The Bronze is a breed of domestic turkey. The name refers to its plumage, which bears an iridescent bronze-like sheen.
In its history, the breed was divided into two distinct types: the Broad Breasted Bronze and the Standard Bronze. A great deal of confusion exists about the difference between Standard and Broad Breasted Bronzes, or that there is any difference at all. Collectively, the Standard and Broad Breasted varieties are simply called the Bronze turkey.
Bronze turkeys are the product of crossing domestic turkeys brought from England, with the wild turkey.

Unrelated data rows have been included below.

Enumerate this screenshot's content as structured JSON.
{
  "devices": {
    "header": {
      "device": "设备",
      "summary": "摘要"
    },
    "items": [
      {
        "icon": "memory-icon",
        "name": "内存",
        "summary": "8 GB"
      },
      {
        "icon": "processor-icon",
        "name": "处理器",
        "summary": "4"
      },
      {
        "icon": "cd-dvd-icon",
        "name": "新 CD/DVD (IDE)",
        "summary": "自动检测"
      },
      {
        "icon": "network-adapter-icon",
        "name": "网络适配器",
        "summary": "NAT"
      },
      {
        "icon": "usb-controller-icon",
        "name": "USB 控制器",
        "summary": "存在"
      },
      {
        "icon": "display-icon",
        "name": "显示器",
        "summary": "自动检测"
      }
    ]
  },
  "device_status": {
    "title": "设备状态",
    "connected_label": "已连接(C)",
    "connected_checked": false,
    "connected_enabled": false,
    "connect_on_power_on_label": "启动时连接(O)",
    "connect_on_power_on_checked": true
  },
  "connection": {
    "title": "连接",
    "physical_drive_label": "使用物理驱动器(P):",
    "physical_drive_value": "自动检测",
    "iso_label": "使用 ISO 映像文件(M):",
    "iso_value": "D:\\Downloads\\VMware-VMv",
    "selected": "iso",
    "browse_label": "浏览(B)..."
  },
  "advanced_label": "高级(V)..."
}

These matings produced a bird that was larger and more robust than the European turkeys, and tamer than wild turkeys. Though the Bronze turkey type was created in the 18th century, the actual name was not used until the 1830s, when a strain developed in the U.S. state of Rhode Island was named the Point Judith Bronze. The name later spread to be used in reference to the breed as a whole, and was in the process simplified to just “Bronze”. In the British Isles, the Bronze was associated with Cambridge, and was called the Cambridge Bronze, but again this name has been simplified to just “Bronze”.
Apart from the difference in size, the plumage of the Standard Bronze is usually lighter and more lustrous than that of the Broad Breasted. Both have a brown color which is highlighted by shades of copper and blue-green, and the plumage overall is very similar to that of the wild turkey.
The Broad Breasted Bronze went on to dominate the commercial turkey industry for twenty years after its development, until the Broad Breasted White became the breed of choice. Due to their size, they have lost the ability to mate naturally, and Broad Breasted Bronzes in existence today are maintained entirely by artificial insemination. Having retained the ability to reproduce naturally (among other traits), the Standard Bronze is considered to be a variety of heritage turkey.